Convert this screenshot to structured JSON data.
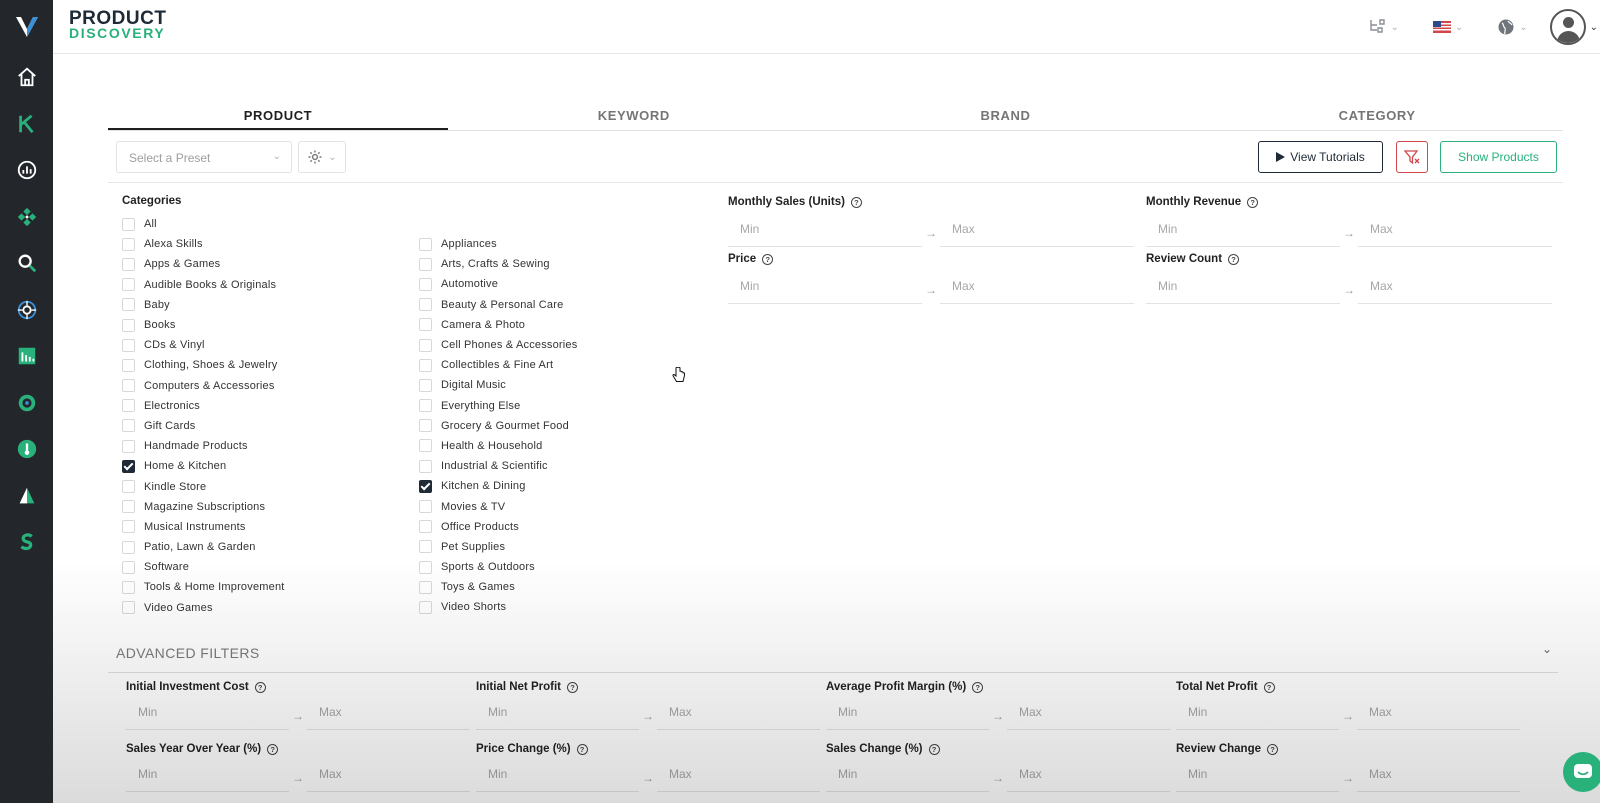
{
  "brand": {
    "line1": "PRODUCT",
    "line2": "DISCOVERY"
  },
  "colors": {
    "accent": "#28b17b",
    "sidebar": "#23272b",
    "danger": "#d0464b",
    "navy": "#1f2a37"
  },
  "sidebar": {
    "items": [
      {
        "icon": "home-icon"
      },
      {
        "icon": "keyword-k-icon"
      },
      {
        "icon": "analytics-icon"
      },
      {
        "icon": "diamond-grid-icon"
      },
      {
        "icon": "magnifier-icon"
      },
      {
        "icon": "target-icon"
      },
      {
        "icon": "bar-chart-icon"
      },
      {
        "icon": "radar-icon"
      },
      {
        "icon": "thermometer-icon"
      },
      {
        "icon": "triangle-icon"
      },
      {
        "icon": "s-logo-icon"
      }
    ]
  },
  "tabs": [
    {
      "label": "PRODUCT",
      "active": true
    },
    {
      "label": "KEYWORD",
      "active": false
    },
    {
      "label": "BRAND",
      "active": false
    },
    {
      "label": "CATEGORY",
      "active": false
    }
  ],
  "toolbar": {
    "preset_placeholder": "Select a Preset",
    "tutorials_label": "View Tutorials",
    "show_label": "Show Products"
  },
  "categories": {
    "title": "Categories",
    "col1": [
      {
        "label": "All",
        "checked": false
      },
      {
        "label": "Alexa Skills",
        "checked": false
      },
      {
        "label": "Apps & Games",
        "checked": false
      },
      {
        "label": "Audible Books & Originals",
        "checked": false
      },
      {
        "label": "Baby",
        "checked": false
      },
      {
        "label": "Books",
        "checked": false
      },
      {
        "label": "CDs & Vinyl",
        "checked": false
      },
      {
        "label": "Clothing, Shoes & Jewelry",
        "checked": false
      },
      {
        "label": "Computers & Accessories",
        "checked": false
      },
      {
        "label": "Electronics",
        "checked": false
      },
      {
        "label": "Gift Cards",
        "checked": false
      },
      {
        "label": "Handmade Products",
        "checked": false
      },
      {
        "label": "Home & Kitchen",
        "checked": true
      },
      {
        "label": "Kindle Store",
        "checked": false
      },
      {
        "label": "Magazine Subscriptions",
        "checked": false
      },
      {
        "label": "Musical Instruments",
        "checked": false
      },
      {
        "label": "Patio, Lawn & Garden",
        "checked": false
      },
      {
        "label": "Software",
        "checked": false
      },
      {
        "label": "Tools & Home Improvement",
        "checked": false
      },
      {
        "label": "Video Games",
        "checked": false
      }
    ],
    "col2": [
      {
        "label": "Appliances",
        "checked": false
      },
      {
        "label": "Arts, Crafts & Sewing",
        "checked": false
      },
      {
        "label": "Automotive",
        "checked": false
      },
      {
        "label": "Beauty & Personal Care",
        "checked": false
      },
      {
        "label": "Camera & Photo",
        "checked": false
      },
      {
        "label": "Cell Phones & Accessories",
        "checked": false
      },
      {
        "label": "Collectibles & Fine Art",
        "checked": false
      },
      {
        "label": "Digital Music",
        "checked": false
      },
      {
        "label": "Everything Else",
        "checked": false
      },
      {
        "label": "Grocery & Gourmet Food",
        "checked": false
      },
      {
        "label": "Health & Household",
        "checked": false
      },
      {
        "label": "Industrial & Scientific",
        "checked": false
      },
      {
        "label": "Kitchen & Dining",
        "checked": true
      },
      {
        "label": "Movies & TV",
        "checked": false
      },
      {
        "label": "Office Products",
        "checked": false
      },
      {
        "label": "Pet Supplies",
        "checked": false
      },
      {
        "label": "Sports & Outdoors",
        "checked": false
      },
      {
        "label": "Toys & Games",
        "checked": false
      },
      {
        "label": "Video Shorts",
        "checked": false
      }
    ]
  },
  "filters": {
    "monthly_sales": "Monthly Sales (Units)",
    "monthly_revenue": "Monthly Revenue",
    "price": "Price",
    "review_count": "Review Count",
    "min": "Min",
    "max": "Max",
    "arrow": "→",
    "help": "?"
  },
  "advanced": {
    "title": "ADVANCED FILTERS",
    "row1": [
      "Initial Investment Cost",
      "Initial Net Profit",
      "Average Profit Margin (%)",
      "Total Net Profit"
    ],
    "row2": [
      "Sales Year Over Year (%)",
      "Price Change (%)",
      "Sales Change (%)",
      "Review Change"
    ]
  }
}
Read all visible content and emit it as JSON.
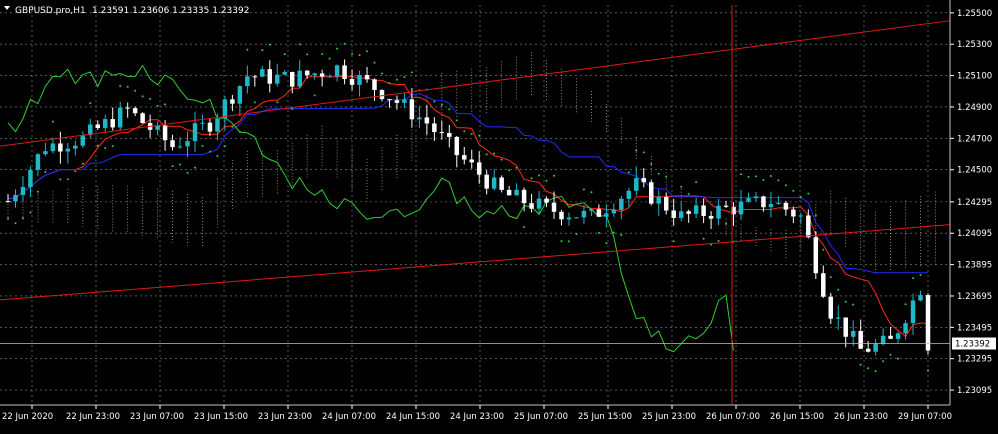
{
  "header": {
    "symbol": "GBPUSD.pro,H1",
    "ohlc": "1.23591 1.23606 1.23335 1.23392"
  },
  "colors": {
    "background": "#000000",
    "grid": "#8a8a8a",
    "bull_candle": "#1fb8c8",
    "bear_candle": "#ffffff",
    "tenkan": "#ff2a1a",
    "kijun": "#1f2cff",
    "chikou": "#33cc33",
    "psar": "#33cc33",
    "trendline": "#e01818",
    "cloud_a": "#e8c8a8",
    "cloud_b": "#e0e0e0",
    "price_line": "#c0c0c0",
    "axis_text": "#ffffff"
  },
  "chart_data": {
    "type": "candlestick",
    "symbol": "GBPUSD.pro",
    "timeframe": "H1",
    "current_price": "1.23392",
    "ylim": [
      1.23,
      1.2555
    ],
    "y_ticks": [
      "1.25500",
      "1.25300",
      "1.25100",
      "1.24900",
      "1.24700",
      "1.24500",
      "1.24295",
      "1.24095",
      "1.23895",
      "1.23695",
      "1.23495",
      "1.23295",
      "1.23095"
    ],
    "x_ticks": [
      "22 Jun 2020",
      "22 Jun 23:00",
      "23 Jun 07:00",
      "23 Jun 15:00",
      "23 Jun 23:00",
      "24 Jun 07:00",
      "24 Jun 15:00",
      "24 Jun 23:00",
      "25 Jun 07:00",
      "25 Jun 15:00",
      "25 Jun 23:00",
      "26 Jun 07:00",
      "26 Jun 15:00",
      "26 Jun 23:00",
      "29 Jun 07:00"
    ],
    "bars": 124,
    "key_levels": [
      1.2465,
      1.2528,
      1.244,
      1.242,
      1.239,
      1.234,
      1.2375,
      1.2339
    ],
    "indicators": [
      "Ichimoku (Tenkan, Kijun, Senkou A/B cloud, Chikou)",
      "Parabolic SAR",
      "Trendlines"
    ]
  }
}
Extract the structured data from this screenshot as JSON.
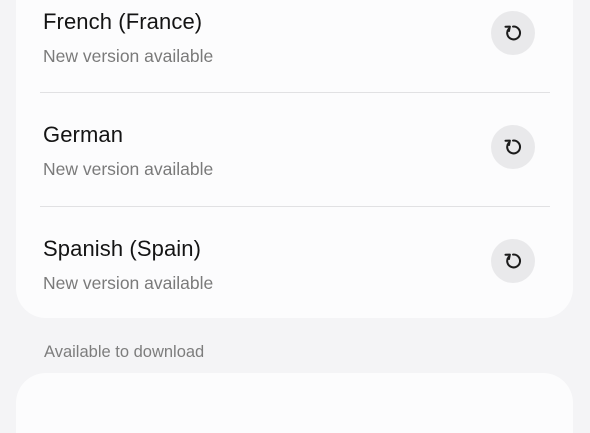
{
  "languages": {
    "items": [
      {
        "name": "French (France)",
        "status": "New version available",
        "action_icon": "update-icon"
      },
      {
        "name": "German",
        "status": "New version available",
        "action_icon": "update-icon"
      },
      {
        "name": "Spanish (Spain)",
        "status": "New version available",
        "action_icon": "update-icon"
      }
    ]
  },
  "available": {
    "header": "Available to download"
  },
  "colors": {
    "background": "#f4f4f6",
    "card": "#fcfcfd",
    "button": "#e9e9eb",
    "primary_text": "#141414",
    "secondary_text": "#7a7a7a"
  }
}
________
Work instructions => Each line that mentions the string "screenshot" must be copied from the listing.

Result of the exercise =>
Convert this screenshot to structured JSON data.
Extract the structured data from this screenshot as JSON.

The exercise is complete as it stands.